### ASSIGNMENT
The data below must be returned in full and exactly.

### RAW DATA
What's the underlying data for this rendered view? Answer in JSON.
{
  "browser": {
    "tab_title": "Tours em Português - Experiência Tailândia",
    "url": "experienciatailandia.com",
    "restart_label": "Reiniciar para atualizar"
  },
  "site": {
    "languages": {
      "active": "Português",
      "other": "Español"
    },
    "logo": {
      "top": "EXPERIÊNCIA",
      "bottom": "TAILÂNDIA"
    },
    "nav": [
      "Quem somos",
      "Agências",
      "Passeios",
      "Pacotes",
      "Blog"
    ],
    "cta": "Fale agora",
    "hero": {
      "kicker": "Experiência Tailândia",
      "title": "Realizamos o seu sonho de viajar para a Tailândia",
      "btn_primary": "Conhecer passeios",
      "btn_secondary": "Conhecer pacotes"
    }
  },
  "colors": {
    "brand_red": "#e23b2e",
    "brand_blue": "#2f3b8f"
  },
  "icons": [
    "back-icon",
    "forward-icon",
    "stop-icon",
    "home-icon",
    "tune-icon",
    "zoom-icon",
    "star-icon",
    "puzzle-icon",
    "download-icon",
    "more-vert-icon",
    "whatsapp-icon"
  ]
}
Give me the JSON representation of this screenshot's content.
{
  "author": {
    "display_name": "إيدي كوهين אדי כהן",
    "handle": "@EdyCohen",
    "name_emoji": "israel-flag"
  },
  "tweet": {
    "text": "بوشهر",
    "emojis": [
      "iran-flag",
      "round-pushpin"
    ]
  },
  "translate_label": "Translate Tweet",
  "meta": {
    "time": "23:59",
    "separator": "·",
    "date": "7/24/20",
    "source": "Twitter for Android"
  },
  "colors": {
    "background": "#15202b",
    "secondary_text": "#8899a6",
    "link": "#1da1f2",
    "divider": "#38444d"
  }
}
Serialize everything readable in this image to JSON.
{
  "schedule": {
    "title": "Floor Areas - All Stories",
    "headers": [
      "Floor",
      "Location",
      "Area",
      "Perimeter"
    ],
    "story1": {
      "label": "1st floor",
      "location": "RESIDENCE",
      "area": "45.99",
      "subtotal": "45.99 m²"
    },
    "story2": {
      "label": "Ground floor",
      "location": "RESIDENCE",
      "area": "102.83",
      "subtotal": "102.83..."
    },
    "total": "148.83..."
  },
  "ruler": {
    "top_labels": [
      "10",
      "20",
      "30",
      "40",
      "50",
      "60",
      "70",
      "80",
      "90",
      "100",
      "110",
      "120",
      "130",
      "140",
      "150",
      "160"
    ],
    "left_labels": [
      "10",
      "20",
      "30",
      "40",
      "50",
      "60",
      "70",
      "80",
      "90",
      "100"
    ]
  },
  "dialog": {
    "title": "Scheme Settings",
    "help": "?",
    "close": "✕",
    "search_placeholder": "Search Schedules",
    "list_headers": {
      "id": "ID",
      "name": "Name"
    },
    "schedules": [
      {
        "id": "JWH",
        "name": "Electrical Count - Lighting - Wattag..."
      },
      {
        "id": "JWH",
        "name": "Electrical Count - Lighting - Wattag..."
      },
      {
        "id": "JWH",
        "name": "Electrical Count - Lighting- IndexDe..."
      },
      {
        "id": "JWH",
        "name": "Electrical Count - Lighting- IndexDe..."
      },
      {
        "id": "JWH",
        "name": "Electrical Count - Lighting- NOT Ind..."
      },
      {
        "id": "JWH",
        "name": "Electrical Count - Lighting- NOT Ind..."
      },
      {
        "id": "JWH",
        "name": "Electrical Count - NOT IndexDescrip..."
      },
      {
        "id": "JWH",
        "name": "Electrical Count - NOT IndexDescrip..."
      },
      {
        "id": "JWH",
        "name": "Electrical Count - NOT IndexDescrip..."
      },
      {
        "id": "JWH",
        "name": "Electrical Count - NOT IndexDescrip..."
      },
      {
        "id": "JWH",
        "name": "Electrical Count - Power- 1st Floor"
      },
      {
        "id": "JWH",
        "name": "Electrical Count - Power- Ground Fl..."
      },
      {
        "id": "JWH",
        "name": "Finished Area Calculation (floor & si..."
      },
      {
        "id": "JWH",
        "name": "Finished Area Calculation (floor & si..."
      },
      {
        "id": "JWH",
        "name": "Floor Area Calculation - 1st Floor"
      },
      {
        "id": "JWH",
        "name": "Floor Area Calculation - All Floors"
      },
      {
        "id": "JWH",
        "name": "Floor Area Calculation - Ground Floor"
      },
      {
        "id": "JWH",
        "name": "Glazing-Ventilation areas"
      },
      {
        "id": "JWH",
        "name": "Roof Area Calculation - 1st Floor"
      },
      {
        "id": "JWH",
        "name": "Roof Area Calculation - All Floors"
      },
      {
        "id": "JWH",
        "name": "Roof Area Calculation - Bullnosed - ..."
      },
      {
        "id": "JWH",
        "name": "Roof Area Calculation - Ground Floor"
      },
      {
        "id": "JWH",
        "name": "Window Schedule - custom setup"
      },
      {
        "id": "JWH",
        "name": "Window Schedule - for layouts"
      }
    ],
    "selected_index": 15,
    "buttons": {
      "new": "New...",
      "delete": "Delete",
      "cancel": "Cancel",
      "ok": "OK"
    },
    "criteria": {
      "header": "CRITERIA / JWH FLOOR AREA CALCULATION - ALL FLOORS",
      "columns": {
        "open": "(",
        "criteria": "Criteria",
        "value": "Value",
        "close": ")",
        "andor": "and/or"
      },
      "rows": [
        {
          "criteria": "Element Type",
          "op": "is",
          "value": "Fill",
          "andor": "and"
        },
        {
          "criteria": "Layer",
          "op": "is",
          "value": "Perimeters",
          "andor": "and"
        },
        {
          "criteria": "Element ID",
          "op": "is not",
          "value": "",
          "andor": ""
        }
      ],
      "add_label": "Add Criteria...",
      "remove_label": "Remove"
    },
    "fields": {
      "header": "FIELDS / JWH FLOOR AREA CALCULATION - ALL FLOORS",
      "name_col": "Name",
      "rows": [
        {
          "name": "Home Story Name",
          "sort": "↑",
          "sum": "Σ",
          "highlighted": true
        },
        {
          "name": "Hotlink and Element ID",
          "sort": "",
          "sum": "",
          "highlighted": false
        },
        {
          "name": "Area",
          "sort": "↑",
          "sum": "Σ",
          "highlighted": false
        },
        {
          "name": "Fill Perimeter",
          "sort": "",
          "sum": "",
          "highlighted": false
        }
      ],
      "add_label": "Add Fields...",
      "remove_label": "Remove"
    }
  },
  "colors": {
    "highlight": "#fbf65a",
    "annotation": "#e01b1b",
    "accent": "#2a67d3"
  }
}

### OUTPUT BELOW
What's the underlying data for this rendered view? Answer in JSON.
{
  "browser": {
    "tab_title": "Tours em Português - Experiência Tailândia",
    "url": "experienciatailandia.com",
    "restart_label": "Reiniciar para atualizar"
  },
  "site": {
    "languages": {
      "active": "Português",
      "other": "Español"
    },
    "logo": {
      "top": "EXPERIÊNCIA",
      "bottom": "TAILÂNDIA"
    },
    "nav": [
      "Quem somos",
      "Agências",
      "Passeios",
      "Pacotes",
      "Blog"
    ],
    "cta": "Fale agora",
    "hero": {
      "kicker": "Experiência Tailândia",
      "title": "Realizamos o seu sonho de viajar para a Tailândia",
      "btn_primary": "Conhecer passeios",
      "btn_secondary": "Conhecer pacotes"
    }
  },
  "colors": {
    "brand_red": "#e23b2e",
    "brand_blue": "#2f3b8f"
  },
  "icons": [
    "back-icon",
    "forward-icon",
    "stop-icon",
    "home-icon",
    "tune-icon",
    "zoom-icon",
    "star-icon",
    "puzzle-icon",
    "download-icon",
    "more-vert-icon",
    "whatsapp-icon"
  ]
}
Give me the JSON representation of this screenshot's content.
{
  "author": {
    "display_name": "إيدي كوهين אדי כהן",
    "handle": "@EdyCohen",
    "name_emoji": "israel-flag"
  },
  "tweet": {
    "text": "بوشهر",
    "emojis": [
      "iran-flag",
      "round-pushpin"
    ]
  },
  "translate_label": "Translate Tweet",
  "meta": {
    "time": "23:59",
    "separator": "·",
    "date": "7/24/20",
    "source": "Twitter for Android"
  },
  "colors": {
    "background": "#15202b",
    "secondary_text": "#8899a6",
    "link": "#1da1f2",
    "divider": "#38444d"
  }
}
Serialize everything readable in this image to JSON.
{
  "schedule": {
    "title": "Floor Areas - All Stories",
    "headers": [
      "Floor",
      "Location",
      "Area",
      "Perimeter"
    ],
    "story1": {
      "label": "1st floor",
      "location": "RESIDENCE",
      "area": "45.99",
      "subtotal": "45.99 m²"
    },
    "story2": {
      "label": "Ground floor",
      "location": "RESIDENCE",
      "area": "102.83",
      "subtotal": "102.83..."
    },
    "total": "148.83..."
  },
  "ruler": {
    "top_labels": [
      "10",
      "20",
      "30",
      "40",
      "50",
      "60",
      "70",
      "80",
      "90",
      "100",
      "110",
      "120",
      "130",
      "140",
      "150",
      "160"
    ],
    "left_labels": [
      "10",
      "20",
      "30",
      "40",
      "50",
      "60",
      "70",
      "80",
      "90",
      "100"
    ]
  },
  "dialog": {
    "title": "Scheme Settings",
    "help": "?",
    "close": "✕",
    "search_placeholder": "Search Schedules",
    "list_headers": {
      "id": "ID",
      "name": "Name"
    },
    "schedules": [
      {
        "id": "JWH",
        "name": "Electrical Count - Lighting - Wattag..."
      },
      {
        "id": "JWH",
        "name": "Electrical Count - Lighting - Wattag..."
      },
      {
        "id": "JWH",
        "name": "Electrical Count - Lighting- IndexDe..."
      },
      {
        "id": "JWH",
        "name": "Electrical Count - Lighting- IndexDe..."
      },
      {
        "id": "JWH",
        "name": "Electrical Count - Lighting- NOT Ind..."
      },
      {
        "id": "JWH",
        "name": "Electrical Count - Lighting- NOT Ind..."
      },
      {
        "id": "JWH",
        "name": "Electrical Count - NOT IndexDescrip..."
      },
      {
        "id": "JWH",
        "name": "Electrical Count - NOT IndexDescrip..."
      },
      {
        "id": "JWH",
        "name": "Electrical Count - NOT IndexDescrip..."
      },
      {
        "id": "JWH",
        "name": "Electrical Count - NOT IndexDescrip..."
      },
      {
        "id": "JWH",
        "name": "Electrical Count - Power- 1st Floor"
      },
      {
        "id": "JWH",
        "name": "Electrical Count - Power- Ground Fl..."
      },
      {
        "id": "JWH",
        "name": "Finished Area Calculation (floor & si..."
      },
      {
        "id": "JWH",
        "name": "Finished Area Calculation (floor & si..."
      },
      {
        "id": "JWH",
        "name": "Floor Area Calculation - 1st Floor"
      },
      {
        "id": "JWH",
        "name": "Floor Area Calculation - All Floors"
      },
      {
        "id": "JWH",
        "name": "Floor Area Calculation - Ground Floor"
      },
      {
        "id": "JWH",
        "name": "Glazing-Ventilation areas"
      },
      {
        "id": "JWH",
        "name": "Roof Area Calculation - 1st Floor"
      },
      {
        "id": "JWH",
        "name": "Roof Area Calculation - All Floors"
      },
      {
        "id": "JWH",
        "name": "Roof Area Calculation - Bullnosed - ..."
      },
      {
        "id": "JWH",
        "name": "Roof Area Calculation - Ground Floor"
      },
      {
        "id": "JWH",
        "name": "Window Schedule - custom setup"
      },
      {
        "id": "JWH",
        "name": "Window Schedule - for layouts"
      }
    ],
    "selected_index": 15,
    "buttons": {
      "new": "New...",
      "delete": "Delete",
      "cancel": "Cancel",
      "ok": "OK"
    },
    "criteria": {
      "header": "CRITERIA / JWH FLOOR AREA CALCULATION - ALL FLOORS",
      "columns": {
        "open": "(",
        "criteria": "Criteria",
        "value": "Value",
        "close": ")",
        "andor": "and/or"
      },
      "rows": [
        {
          "criteria": "Element Type",
          "op": "is",
          "value": "Fill",
          "andor": "and"
        },
        {
          "criteria": "Layer",
          "op": "is",
          "value": "Perimeters",
          "andor": "and"
        },
        {
          "criteria": "Element ID",
          "op": "is not",
          "value": "",
          "andor": ""
        }
      ],
      "add_label": "Add Criteria...",
      "remove_label": "Remove"
    },
    "fields": {
      "header": "FIELDS / JWH FLOOR AREA CALCULATION - ALL FLOORS",
      "name_col": "Name",
      "rows": [
        {
          "name": "Home Story Name",
          "sort": "↑",
          "sum": "Σ",
          "highlighted": true
        },
        {
          "name": "Hotlink and Element ID",
          "sort": "",
          "sum": "",
          "highlighted": false
        },
        {
          "name": "Area",
          "sort": "↑",
          "sum": "Σ",
          "highlighted": false
        },
        {
          "name": "Fill Perimeter",
          "sort": "",
          "sum": "",
          "highlighted": false
        }
      ],
      "add_label": "Add Fields...",
      "remove_label": "Remove"
    }
  },
  "colors": {
    "highlight": "#fbf65a",
    "annotation": "#e01b1b",
    "accent": "#2a67d3"
  }
}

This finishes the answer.